Like kids on a road trip, investors keep asking: are we there yet?
Investors big and small are running out of patience with a market producing stomach-wrenching ups and downs.
They also are losing confidence in an economy that has not generated a resurgence in employment and that still shows no signs of a full recovery, even though experts said the recession ended in June 2009.
The big concern we hear from clients is 'Where does it all end? When do we get to say we've turned the corner?', said LLBH Private Wealth Management co-founder Jim Pratt-Heaney, whose Westport, Connecticut, firm manages about $7 billion. The investor's psyche is tired. You can only be beaten on the head so long.
If it's not one thing, it's another: first, Japan's tsunami and nuclear disaster in March halted a rebound. The Federal Reserve's QE2 stimulus program ended last month, having lined the pockets of portfolio managers, but contributing to rising commodity prices that hit consumer pockets.
U.S. home values keep sliding. Worries about sovereign default in Greece this week spread to Italy. Each day, investors read distressing headlines about the federal budget and stubbornly high unemployment.
The markets have been volatile. Since the benchmark S&P 500 Index reached a three-year high on April 29, it fell as much as 7.2 percent by June 15. It is down 3.2 percent through today.
That frightened investors -- the trend is illustrated by online retail brokers such as Charles Schwab Corp
Industry fund flows show that investors are fleeing stocks and stashing cash into safe bonds and money markets, despite stingy yields. U.S. stock funds saw net withdrawals in each of the past five weeks, and were down roughly $9 billion for the first half, according to the Investment Company Institute.
Bond funds gained about $65 billion in new money in the same period, while $74 billion poured into money markets.
A small sample of financial advisers told Reuters they are encouraging clients to stay invested.
LLBH's Pratt said his firm is trying to mute volatility with high-yielding master limited partnerships, emerging market equities and hedge funds.
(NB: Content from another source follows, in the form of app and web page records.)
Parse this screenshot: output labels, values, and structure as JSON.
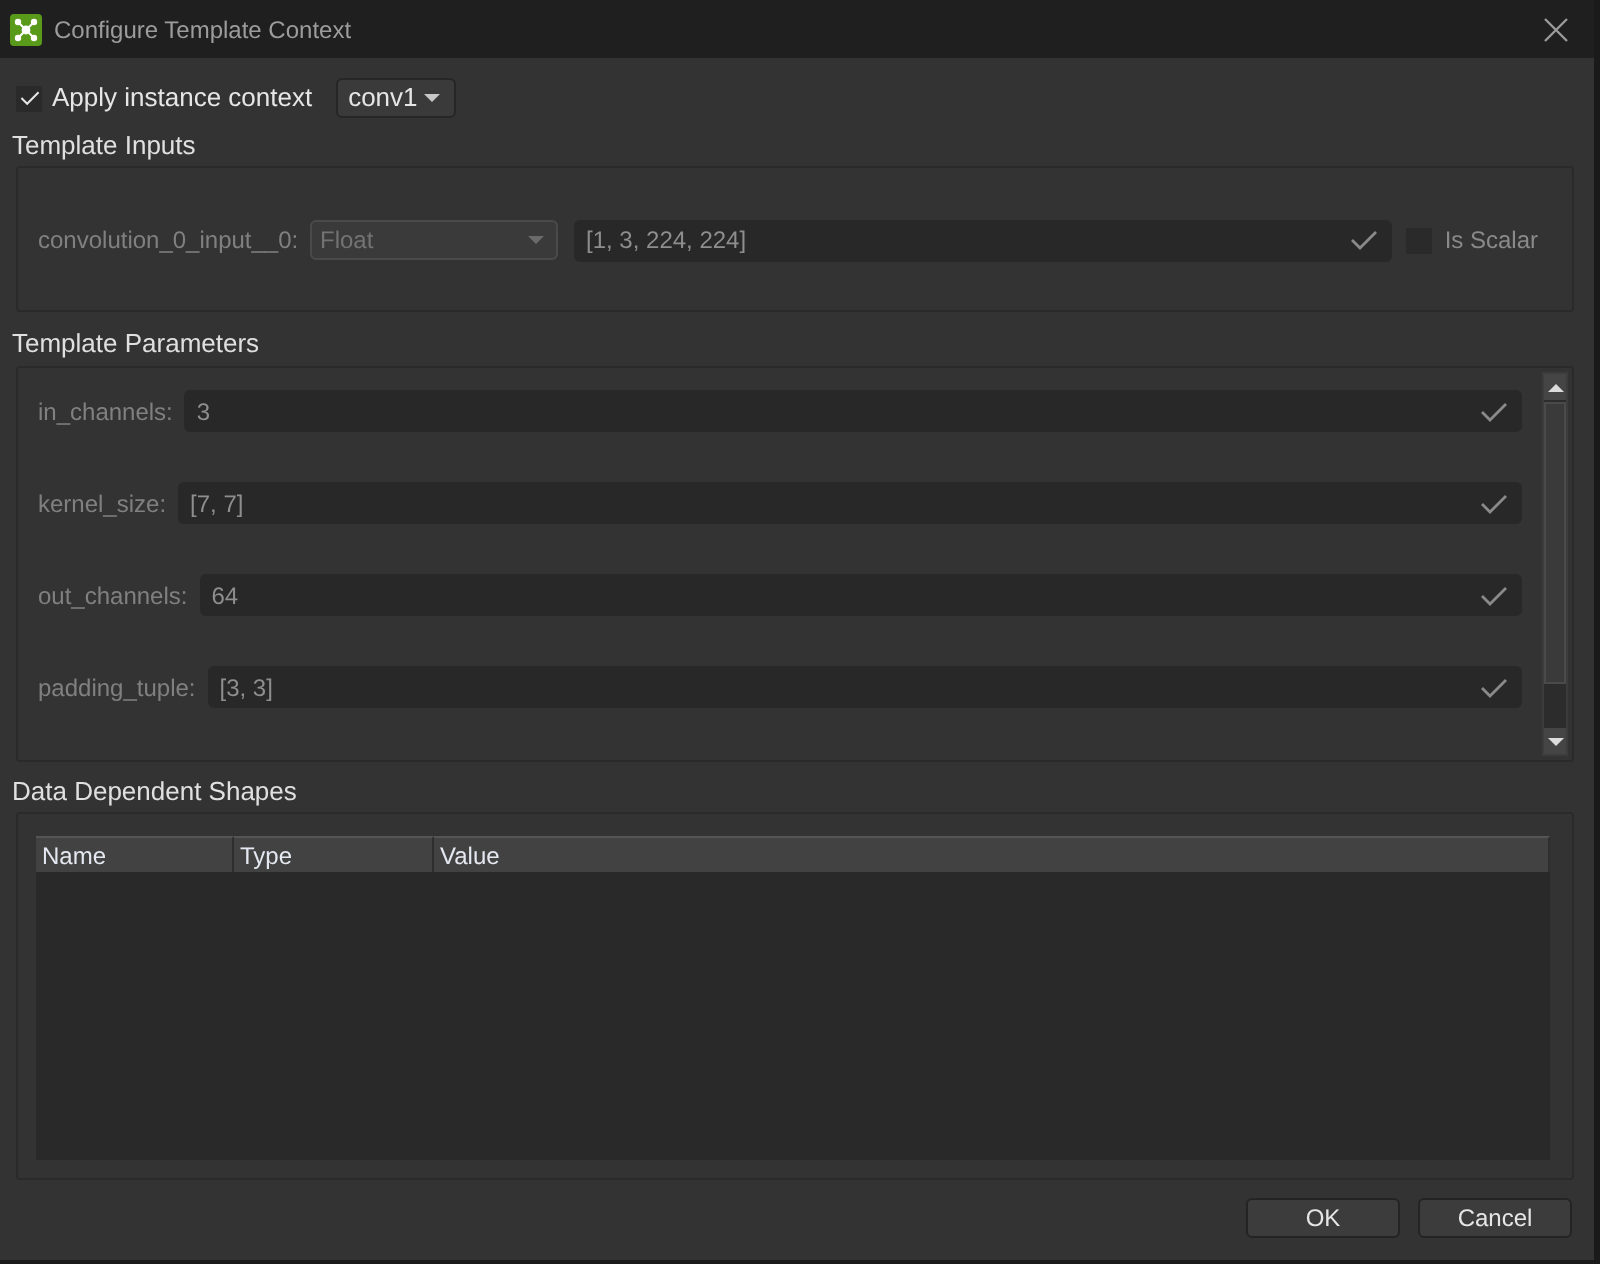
{
  "window": {
    "title": "Configure Template Context"
  },
  "instance_context": {
    "label": "Apply instance context",
    "checked": true,
    "dropdown": {
      "value": "conv1"
    }
  },
  "template_inputs": {
    "title": "Template Inputs",
    "inputs": [
      {
        "label": "convolution_0_input__0:",
        "type": {
          "value": "Float",
          "disabled": true
        },
        "value": "[1, 3, 224, 224]",
        "valid": true,
        "is_scalar": {
          "label": "Is Scalar",
          "checked": false
        }
      }
    ]
  },
  "template_parameters": {
    "title": "Template Parameters",
    "params": [
      {
        "label": "in_channels:",
        "value": "3",
        "valid": true
      },
      {
        "label": "kernel_size:",
        "value": "[7, 7]",
        "valid": true
      },
      {
        "label": "out_channels:",
        "value": "64",
        "valid": true
      },
      {
        "label": "padding_tuple:",
        "value": "[3, 3]",
        "valid": true
      }
    ]
  },
  "data_dependent_shapes": {
    "title": "Data Dependent Shapes",
    "table": {
      "columns": [
        "Name",
        "Type",
        "Value"
      ]
    }
  },
  "buttons": [
    {
      "label": "OK"
    },
    {
      "label": "Cancel"
    }
  ]
}
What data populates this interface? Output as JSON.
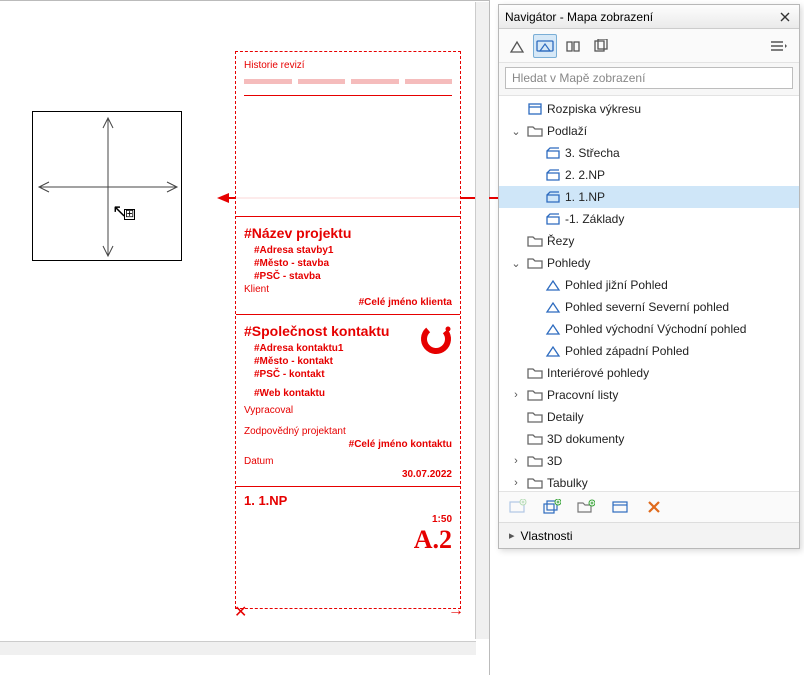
{
  "navigator": {
    "title": "Navigátor - Mapa zobrazení",
    "search_placeholder": "Hledat v Mapě zobrazení",
    "props_label": "Vlastnosti",
    "toolbar_icons": {
      "project_map": "project-map-icon",
      "view_map": "view-map-icon",
      "layout_book": "layout-book-icon",
      "publisher": "publisher-icon",
      "menu": "panel-menu-icon"
    },
    "action_icons": {
      "new_view": "new-view-icon",
      "clone_view": "clone-view-icon",
      "new_folder": "new-folder-icon",
      "settings": "view-settings-icon",
      "delete": "delete-icon"
    },
    "tree": [
      {
        "depth": 0,
        "expander": "",
        "icon": "book",
        "label": "Rozpiska výkresu"
      },
      {
        "depth": 0,
        "expander": "v",
        "icon": "folder",
        "label": "Podlaží"
      },
      {
        "depth": 1,
        "expander": "",
        "icon": "floor",
        "label": "3. Střecha"
      },
      {
        "depth": 1,
        "expander": "",
        "icon": "floor",
        "label": "2. 2.NP"
      },
      {
        "depth": 1,
        "expander": "",
        "icon": "floor",
        "label": "1. 1.NP",
        "selected": true
      },
      {
        "depth": 1,
        "expander": "",
        "icon": "floor",
        "label": "-1. Základy"
      },
      {
        "depth": 0,
        "expander": "",
        "icon": "folder",
        "label": "Řezy"
      },
      {
        "depth": 0,
        "expander": "v",
        "icon": "folder",
        "label": "Pohledy"
      },
      {
        "depth": 1,
        "expander": "",
        "icon": "elev",
        "label": "Pohled jižní Pohled"
      },
      {
        "depth": 1,
        "expander": "",
        "icon": "elev",
        "label": "Pohled severní Severní pohled"
      },
      {
        "depth": 1,
        "expander": "",
        "icon": "elev",
        "label": "Pohled východní Východní pohled"
      },
      {
        "depth": 1,
        "expander": "",
        "icon": "elev",
        "label": "Pohled západní Pohled"
      },
      {
        "depth": 0,
        "expander": "",
        "icon": "folder",
        "label": "Interiérové pohledy"
      },
      {
        "depth": 0,
        "expander": ">",
        "icon": "folder",
        "label": "Pracovní listy"
      },
      {
        "depth": 0,
        "expander": "",
        "icon": "folder",
        "label": "Detaily"
      },
      {
        "depth": 0,
        "expander": "",
        "icon": "folder",
        "label": "3D dokumenty"
      },
      {
        "depth": 0,
        "expander": ">",
        "icon": "folder",
        "label": "3D"
      },
      {
        "depth": 0,
        "expander": ">",
        "icon": "folder",
        "label": "Tabulky"
      }
    ]
  },
  "titleblock": {
    "history_label": "Historie revizí",
    "project_name": "#Název projektu",
    "addr1": "#Adresa stavby1",
    "addr2": "#Město - stavba",
    "addr3": "#PSČ - stavba",
    "client_label": "Klient",
    "client_name": "#Celé jméno klienta",
    "company": "#Společnost kontaktu",
    "caddr1": "#Adresa kontaktu1",
    "caddr2": "#Město - kontakt",
    "caddr3": "#PSČ - kontakt",
    "cweb": "#Web kontaktu",
    "drawn_label": "Vypracoval",
    "resp_label": "Zodpovědný projektant",
    "resp_name": "#Celé jméno kontaktu",
    "date_label": "Datum",
    "date_value": "30.07.2022",
    "drawing_name": "1. 1.NP",
    "scale": "1:50",
    "sheet": "A.2"
  }
}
Ron Carson, an independent broker and adviser overseeing $3.2 billion in assets, says his firm is in protect mode, creating portfolios that are hedged against an expected downturn and uncomfortably high cash positions.
We think (the market has) put our highs in for the year, said Carson, whose Omaha-based Carson Wealth Management Group is one of the largest U.S. independent advisers.
Carson said clients are not focused on daily headlines, but have deeper worries about the economy.
Our clients don't see how the United States will get from underneath its debt, and wonder, 'do our politicians have a clue.' There's a real lack of confidence in the system, he said.
Mitch Cox, Barclays Wealth's global head of research and the head of its U.S. high-net-worth brokerage business, said that investors are more pessimistic, but suggested that the markets may be overreacting to economic and other data.
There's cash on the balance sheets and an opportunity to deploy that cash, Cox said. You'll continue to see a pickup in M&A activity. There's a stability you'll get from developed equities you're not going to see elsewhere in the market.
Barclays also introduced separate accounts that build customized muni bond portfolios, he said.
Sontag Advisory, a New York investment adviser overseeing $6.8 billion, also is leaning toward blue chip stocks and strategies that seek out high yields.
We're looking for diversification, but it's hard to find, said Chief Investment Officer Donna Levy, noting the firm has added emerging market bonds and alternative investments, such as global macro funds.
There's a crescendo of macro factors the markets are focused on, and that is creating a bipolar market, she said.
More sanguine was Andrew Bodner, founder of Parsippany, New Jersey's Double Diamond Investment Group LLC, who observed that markets went on a tear after three previous periods when investors realized no gains after a decade or more.
If investors can look past the headlines, there are some tremendous positives, Bodner said, such as new factory orders and rock-solid corporate balance sheets. The S&P 500 also is cheap relative to forward-year earnings, he said.
Yet investors remain leery of diving back in to stocks, preferring to sit on cash.
Three years ago, we had new money pouring in, but now it's more difficult, said Bodner, a former UBS
(Editing by Robert MacMillan)